In illustration of the great respect shown by high officials to the Empresses Dowager I may mention the following incident. In 1880 a commission of which I was a member negotiated two treaties with China. After the terms of the treaties had been agreed on, a day was fixed for signing them. When the three American Commissioners visited the office of the Tsung-li-Yamen on the appointed day, they were surprised by the announcement from the Chinese Commissioners that much to their regret they would not be able to sign on that day. The reason assigned was that it was the birthday of one of the Empresses Dowager, and that in one of the treaties was found a word of unhappy significance. I do not remember what the word was. It might have been “ war.” To sign a treaty containing such a word on the birthday of an Empress might bring misfortune on her and on the land. So another day was appointed. When it arrived the treaties were duly signed.

The reference to Prince Kung suggests a possible precedent for the Western Powers, when they are settling the present trouble. As the allied British and French armies approached Peking in 1860, the Emperor and his counselors, under whose direction Harry Parkes, Mr. Loch, and others had been treacherously seized and tortured, ran away. The Emperor soon died. The allies secured the appointment of Prince Kung as premier with the distinct understanding that he should conduct the government during the minority of the infant Emperor on principles insuring the just treatment of foreigners. For forty years the relations of China and Europe have been maintained without any serious trouble in accordance with the principles then adopted. If it proves that the Empress Dowager and her counselors have instigated the inhuman treatment of the representatives of the Western Powers, these Powers may find some way to clear the palace of her and her company, and to place a second Prince Kung in power under such stipulations as are needed to secure the proper respect for diplomatic representatives and for all foreign subjects and citizens. She and her guilty advisers may flee from Peking on the near approach of our troops, as did the Emperor Hsienfeng in 1860. If a just and worthy government can be installed, it would seem to promise a far better future for China and the world than a partition of the empire between various powers. Such a partition involves the danger of serious friction, perhaps of war, between European nations, and also the danger of prolonged strife in China. The present contest shows that no act would be so likely to arouse all China to war with the Western nations as the attempt to seize upon her domain and reduce her to subjection.

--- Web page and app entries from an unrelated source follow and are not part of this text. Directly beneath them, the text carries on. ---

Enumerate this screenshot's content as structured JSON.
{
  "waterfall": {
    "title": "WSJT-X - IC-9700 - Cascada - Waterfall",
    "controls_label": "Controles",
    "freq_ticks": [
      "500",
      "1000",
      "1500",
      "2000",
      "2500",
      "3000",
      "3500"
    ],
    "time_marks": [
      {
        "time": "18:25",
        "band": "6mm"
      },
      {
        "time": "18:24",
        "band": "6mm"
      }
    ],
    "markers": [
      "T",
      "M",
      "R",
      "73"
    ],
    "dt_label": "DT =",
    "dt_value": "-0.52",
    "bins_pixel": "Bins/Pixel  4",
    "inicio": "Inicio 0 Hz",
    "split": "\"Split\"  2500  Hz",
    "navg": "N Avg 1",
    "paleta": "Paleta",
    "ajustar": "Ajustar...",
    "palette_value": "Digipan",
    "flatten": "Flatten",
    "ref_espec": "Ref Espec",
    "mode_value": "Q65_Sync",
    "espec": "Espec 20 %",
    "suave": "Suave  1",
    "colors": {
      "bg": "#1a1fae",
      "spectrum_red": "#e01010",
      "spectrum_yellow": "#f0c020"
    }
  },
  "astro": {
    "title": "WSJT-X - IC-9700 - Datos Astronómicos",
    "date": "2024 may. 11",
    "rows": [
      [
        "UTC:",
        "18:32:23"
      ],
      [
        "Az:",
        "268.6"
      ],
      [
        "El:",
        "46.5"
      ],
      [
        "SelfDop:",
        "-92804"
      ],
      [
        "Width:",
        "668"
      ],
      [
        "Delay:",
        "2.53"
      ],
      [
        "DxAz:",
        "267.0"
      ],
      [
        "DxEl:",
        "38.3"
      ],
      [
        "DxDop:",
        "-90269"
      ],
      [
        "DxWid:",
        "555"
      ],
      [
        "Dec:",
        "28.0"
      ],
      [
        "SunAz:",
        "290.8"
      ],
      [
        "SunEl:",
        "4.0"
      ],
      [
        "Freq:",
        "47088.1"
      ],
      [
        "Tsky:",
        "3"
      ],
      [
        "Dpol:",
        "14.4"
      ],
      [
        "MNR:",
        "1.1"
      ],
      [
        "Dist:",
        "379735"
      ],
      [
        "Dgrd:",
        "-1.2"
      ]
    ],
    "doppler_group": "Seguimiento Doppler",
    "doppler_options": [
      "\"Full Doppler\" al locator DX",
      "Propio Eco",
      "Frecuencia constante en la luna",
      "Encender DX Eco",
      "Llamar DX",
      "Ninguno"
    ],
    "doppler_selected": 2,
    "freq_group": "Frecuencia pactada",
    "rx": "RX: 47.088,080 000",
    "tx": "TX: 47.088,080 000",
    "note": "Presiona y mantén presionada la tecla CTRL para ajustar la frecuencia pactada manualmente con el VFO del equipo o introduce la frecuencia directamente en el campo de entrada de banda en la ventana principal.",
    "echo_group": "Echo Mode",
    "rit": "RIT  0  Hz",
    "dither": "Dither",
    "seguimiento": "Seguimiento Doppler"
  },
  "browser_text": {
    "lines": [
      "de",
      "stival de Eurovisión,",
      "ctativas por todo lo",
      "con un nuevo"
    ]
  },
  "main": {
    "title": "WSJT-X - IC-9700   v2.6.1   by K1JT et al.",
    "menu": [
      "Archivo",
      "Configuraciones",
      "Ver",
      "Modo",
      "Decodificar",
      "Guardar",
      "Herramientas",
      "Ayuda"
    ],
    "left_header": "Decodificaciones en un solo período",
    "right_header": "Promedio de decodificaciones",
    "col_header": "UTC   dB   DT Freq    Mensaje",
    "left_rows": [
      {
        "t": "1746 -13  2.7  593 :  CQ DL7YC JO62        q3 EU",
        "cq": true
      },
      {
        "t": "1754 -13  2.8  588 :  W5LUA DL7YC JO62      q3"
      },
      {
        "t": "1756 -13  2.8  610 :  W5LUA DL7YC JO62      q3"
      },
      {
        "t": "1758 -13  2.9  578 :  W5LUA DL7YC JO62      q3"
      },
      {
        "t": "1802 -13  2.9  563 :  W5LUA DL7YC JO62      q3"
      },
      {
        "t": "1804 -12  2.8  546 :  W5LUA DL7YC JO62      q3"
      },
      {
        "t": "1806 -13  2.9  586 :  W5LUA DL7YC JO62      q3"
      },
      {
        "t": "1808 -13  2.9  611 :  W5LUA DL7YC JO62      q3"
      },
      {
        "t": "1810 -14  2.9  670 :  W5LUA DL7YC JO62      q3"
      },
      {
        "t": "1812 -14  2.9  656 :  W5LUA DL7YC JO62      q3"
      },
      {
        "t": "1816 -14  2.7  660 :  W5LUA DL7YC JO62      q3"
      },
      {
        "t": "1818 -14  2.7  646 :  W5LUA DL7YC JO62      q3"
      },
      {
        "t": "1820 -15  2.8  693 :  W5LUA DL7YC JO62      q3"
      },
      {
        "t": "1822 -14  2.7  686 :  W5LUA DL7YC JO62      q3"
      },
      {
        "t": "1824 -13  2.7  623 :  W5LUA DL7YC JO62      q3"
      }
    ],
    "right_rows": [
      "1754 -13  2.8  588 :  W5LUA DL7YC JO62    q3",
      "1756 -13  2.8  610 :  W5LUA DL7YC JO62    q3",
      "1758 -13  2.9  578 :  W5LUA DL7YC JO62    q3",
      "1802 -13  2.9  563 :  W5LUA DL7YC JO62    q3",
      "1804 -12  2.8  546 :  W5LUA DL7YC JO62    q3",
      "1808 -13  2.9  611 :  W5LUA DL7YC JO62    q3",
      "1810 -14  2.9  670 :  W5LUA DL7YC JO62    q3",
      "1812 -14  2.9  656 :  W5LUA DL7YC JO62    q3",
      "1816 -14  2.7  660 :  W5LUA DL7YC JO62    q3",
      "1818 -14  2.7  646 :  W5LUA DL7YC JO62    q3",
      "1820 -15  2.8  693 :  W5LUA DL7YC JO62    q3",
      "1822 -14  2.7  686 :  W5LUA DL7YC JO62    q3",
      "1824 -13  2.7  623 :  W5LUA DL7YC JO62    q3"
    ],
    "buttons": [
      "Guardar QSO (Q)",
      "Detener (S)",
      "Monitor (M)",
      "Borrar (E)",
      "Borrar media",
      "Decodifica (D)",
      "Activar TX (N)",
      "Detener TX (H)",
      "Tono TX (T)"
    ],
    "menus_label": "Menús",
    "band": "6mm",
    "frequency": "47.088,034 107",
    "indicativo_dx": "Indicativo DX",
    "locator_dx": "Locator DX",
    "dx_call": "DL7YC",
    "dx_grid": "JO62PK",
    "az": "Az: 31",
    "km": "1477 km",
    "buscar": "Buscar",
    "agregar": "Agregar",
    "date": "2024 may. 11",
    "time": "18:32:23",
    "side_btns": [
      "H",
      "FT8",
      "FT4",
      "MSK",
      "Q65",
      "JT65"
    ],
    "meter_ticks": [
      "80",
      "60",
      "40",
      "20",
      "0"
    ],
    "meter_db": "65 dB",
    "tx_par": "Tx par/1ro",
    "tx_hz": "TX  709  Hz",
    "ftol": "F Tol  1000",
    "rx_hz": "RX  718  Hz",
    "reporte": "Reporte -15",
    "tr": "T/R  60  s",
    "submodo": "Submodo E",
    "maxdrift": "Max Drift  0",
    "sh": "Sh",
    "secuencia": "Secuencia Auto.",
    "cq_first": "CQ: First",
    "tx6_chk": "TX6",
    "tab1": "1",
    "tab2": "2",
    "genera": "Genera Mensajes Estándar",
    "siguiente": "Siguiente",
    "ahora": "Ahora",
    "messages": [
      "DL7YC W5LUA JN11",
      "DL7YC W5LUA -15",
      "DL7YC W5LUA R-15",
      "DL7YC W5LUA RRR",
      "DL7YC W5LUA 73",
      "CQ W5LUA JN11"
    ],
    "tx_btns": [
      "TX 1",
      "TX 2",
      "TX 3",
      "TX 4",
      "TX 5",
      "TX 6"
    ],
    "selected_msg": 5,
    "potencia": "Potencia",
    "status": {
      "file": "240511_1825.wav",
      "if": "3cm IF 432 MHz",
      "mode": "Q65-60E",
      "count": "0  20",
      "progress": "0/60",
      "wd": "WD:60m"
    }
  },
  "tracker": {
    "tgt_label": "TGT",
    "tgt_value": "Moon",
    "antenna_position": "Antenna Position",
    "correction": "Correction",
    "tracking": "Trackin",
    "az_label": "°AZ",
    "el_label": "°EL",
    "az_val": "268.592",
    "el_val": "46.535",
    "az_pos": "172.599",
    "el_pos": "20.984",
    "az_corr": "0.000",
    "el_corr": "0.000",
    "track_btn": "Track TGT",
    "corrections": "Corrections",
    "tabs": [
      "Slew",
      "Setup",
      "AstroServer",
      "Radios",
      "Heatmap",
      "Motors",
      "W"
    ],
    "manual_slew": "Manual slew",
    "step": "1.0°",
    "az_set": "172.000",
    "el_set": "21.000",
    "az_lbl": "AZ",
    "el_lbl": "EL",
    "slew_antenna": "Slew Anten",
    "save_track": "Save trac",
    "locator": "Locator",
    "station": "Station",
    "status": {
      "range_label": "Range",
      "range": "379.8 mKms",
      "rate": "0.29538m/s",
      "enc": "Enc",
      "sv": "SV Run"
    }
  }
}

For the atrocious acts committed at Peking there must be a day of reckoning, not in the spirit of vengeance, let us hope, but as a safeguard for the future. Some means must be found for the absolute security and independence of the legations at the capital. Possibly the European Powers may favor some such policy of supervision and partial control as they exercise over Turkey under the Treaty of Paris of 1856 and the Treaty of Berlin of 1878, though it must be admitted by them that the success of the so-called Concert of the Great Powers in respect to the Ottoman Empire has not been very brilliant. Our traditional policy would hold us aloof from any such undertaking.

If the young Emperor, who has shown himself friendly to liberal ideas, can be freed from the control of the Empress Dowager and can be surrounded and guided by men as able and sensible as the Viceroy at Nanking appears to be, and if the European Powers will not be too greedy in appropriating Chinese territory, possibly some solution of the present difficult problems can be found, compatible with the integrity and perpetuity of the empire and with the legitimate rights of foreigners resident on its soil. This should be, and probably is, the desire of the American people.

James B. Angell.